One of the most basic concepts in curriculum design – and one we use extensively at SLA – is the idea of “backward mapping.” At its most basic, backward mapping means that you must have some idea of where  you want to go before you plan to get there. It is one of those common sense ideas that, when applied to a unit plan, makes things go much more smoothly.

The funny thing is I don’t think we do a great job of backward mapping when it comes to the notion of what we hope kids to get from school itself.

What is the purpose of school? What do we value, and what do we want for our kids?

If one were to look at the metrics that we measure, one would think that we value showing up (attendance,) reading and math (test scores,) doing what you’re told (grades) and finishing up (graduation rates.)  And on some level, that is what is valued in school today. But is that really what we value? And are learning those things really the best purpose of school?

At the parental level, parents want school to help their children to be able to succeed. Many CEOs would like schools – especially the public ones – to produce a steady supply of competent workers.
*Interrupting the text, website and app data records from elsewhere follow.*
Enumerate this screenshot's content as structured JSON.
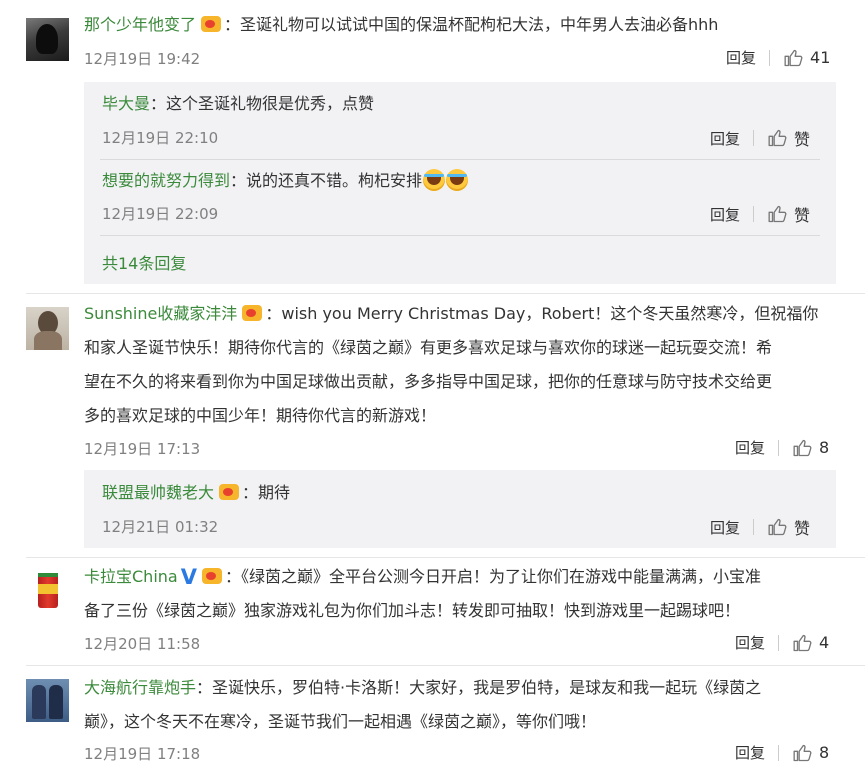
{
  "icons": {
    "like": "thumbs-up-icon",
    "vip": "vip-crown-icon",
    "verified": "verified-v-icon",
    "emoji": "laugh-cry-emoji"
  },
  "labels": {
    "reply": "回复",
    "like": "赞"
  },
  "colors": {
    "username": "#3b8a3b",
    "meta": "#808080",
    "reply_bg": "#f2f2f5",
    "verified": "#2a7ae2"
  },
  "comments": [
    {
      "user": "那个少年他变了",
      "text": "：圣诞礼物可以试试中国的保温杯配枸杞大法，中年男人去油必备hhh",
      "time": "12月19日 19:42",
      "likes": "41",
      "replies": [
        {
          "user": "毕大曼",
          "text": "：这个圣诞礼物很是优秀，点赞",
          "time": "12月19日 22:10"
        },
        {
          "user": "想要的就努力得到",
          "text": "：说的还真不错。枸杞安排",
          "time": "12月19日 22:09"
        }
      ],
      "more_replies": "共14条回复"
    },
    {
      "user": "Sunshine收藏家沣沣",
      "lines": [
        "：wish you Merry Christmas Day，Robert！这个冬天虽然寒冷，但祝福你",
        "和家人圣诞节快乐！期待你代言的《绿茵之巅》有更多喜欢足球与喜欢你的球迷一起玩耍交流！希",
        "望在不久的将来看到你为中国足球做出贡献，多多指导中国足球，把你的任意球与防守技术交给更",
        "多的喜欢足球的中国少年！期待你代言的新游戏！"
      ],
      "time": "12月19日 17:13",
      "likes": "8",
      "replies": [
        {
          "user": "联盟最帅魏老大",
          "text": "：期待",
          "time": "12月21日 01:32"
        }
      ]
    },
    {
      "user": "卡拉宝China",
      "lines": [
        "：《绿茵之巅》全平台公测今日开启！为了让你们在游戏中能量满满，小宝准",
        "备了三份《绿茵之巅》独家游戏礼包为你们加斗志！转发即可抽取！快到游戏里一起踢球吧！"
      ],
      "time": "12月20日 11:58",
      "likes": "4"
    },
    {
      "user": "大海航行靠炮手",
      "lines": [
        "：圣诞快乐，罗伯特·卡洛斯！大家好，我是罗伯特，是球友和我一起玩《绿茵之",
        "巅》，这个冬天不在寒冷，圣诞节我们一起相遇《绿茵之巅》，等你们哦！"
      ],
      "time": "12月19日 17:18",
      "likes": "8"
    }
  ]
}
And when we has the larger questions of what society needs from the children in school, the answer is everything from the idealistic – we need to citizens who can better our world – to the cynical – needs students were educated enough to become workers, but not so educated as to upset the status quo.

So school itself isn’t it that easy to backward map. When one unpacks the many pressure points on school, we find that the “end” that we have in mind for our students is not so clear-cut.

So what should we consider to be the goal of the modern school?

First, we must admit that which we do not know. We have to admit that we do not and cannot claim to know what the world our students will inherit will look like. So the notion that we can prepare kids for the 21st century workforce is both an act of hubris and a far too narrow goal. We have to admit that we are handing our children challenges, both environmental and social, that will require them to be far more  resourceful than we have had to be.

And so we must help them to become the citizens our world will need them to be. In many respects, the skills we want our students to be able to develop are no different than the best of what we have always wanted for our students, only now I do not believe we have the luxury of merely hoping for them without naming them.

If we are to embrace the notion that the purpose of school is to help students to become critically aware, fully realized citizens, then let us understand the skills that must then follow, and let us then rethink our schools and our curriculum and our assessments in an attempt to build the systems and structures that will help our students achieve those goals.

Let us help our students develop an agility of mind because we can already see that the world is changing more and more rapidly.

Let us help our students develop their creativity, not just as artists, but as artisans as well, because we want our students to be able to be creators across whatever milieu are necessary.

Let us help our students become more thoughtful – truly full of thoughts, because we want them to be able to understand the complexity of the world around them and take deliberate action, aware of and willing to own the consequences of their actions.

Let us help our students develop wisdom because the world will need them to be far more wise than we have been. Let us help them to see that action without reflection, that invention without forethought has not led us to a sustainable world, and that they will have to be wise beyond their years to solve the problems they face.

Let us help our students develop their passions. Let us help them to see that care begets care, and that by being willing to fully engage in the world instead of ironically holding it at arm’s-length, they will live an enriching life and they will enrich the lives of those who come in contact with them.

And let us help them to be kind. Our students will live in a time where their community will be more broadly defined – more global, more diverse and more inclusive than any other time in human history. If our students learn empathy and kindness, they will have the opportunity to collaborate with and learn from more people than we could have ever dreamed.

The challenge is to backward map the schools that chase those goals. But it is a challenge worth taking.